By Keith Budge, Headmaster, Bedales Schools
Bewitching days here now – steady heat and even a nightingale singing in one of the trees between 50 Church Road and the Village Hall as Moony and I sit on the terrace / patio / stoep as dusk gathers.
Even in the teeth of public exams, there has been fruitful stuff happening in terms of student voice and engagement.
On Monday evening, Josh, a 6.2 student who is close both to the end of his A Levels and to the end of his time at Bedales, gave a talk to the Pudding Club – the gathering of our 3i group. Josh had chosen to talk about ‘How we learn and what makes us tick’. His talk reflected on his decade spent within the Bedales Schools and how well he felt that these environments worked alongside the innate drivers that help us learn and underpin our behaviours: valorisation – the values and behaviour of teachers which students naturally copy and which creates the self-confidence and “willingness to do what’s good” in the students; the need to find out about the world and how it works, reflecting the “intelligent thinking” that lies at the heart of our education; and finally the sense of wonder, “innate curiosity” that is so closely linked with creativity.
The power of Josh’s talk was shown in the quality of discussion it evoked – clearly what he said had resonated with many of the students in the meeting.
Wednesday’s Jaw was taken by Richie (6.1) and was about music – its use for propaganda and protest. Beginning with a remarkable film from 1908 of the Marseillaise being sung and the use by the French government of this rousing song (inspired by the need to defend Strasbourg), he went on to talk about the role of the piano in middle class European life, before crossing the Atlantic and involving us in the role of music in the Vargas 1930-42 Brazilian government. He then made protest music the thread, with Bob Dylan, Martin Garvey and then the extraordinary story of Fela Kuti’s Kalakuta Republic, set up in Nigeria in the 70s and destroyed by the Nigerian government in February 1977; this was partly in response to the popularity of his protest song Zombie which attacked the mindlessness and power of the Nigerian military.

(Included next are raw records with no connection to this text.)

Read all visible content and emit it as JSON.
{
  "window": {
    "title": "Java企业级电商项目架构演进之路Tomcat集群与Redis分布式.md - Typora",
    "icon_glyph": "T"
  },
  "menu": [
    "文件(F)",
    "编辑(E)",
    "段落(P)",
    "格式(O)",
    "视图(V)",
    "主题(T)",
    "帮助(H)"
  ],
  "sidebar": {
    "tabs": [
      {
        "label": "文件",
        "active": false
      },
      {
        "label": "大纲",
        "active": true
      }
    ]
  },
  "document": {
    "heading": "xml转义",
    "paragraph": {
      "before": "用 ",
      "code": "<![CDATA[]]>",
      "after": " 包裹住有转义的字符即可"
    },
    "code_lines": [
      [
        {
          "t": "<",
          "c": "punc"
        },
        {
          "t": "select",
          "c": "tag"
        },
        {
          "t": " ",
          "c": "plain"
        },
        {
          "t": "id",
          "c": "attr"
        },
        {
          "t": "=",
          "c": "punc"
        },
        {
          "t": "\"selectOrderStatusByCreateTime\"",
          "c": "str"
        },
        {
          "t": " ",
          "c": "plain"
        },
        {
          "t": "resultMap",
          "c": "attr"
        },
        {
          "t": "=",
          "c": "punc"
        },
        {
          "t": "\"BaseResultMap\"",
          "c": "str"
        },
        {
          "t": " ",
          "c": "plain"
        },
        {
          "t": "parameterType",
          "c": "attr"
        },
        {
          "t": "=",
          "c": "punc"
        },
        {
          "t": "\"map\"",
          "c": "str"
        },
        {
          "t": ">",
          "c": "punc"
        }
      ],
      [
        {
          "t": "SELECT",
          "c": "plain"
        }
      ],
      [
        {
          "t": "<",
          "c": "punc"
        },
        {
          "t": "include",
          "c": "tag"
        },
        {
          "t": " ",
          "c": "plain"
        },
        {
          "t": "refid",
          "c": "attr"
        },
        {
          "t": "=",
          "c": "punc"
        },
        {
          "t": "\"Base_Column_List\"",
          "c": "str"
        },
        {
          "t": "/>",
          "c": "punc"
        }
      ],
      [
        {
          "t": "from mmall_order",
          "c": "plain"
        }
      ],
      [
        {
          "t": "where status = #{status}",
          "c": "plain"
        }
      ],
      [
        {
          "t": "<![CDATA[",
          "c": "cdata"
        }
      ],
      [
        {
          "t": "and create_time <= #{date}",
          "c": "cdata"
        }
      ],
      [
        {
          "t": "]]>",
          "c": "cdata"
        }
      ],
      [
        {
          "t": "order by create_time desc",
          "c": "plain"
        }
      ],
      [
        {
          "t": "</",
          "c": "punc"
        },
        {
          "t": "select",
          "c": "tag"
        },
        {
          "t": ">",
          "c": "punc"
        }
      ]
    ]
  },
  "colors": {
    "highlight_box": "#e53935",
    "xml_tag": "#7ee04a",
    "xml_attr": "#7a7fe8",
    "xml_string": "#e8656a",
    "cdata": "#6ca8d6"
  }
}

Student initiatives and talks of this kind are the best kind of inspiration for other students – and all the more powerful coming at a time of year when schools and students tend to be thinking exclusively about exams.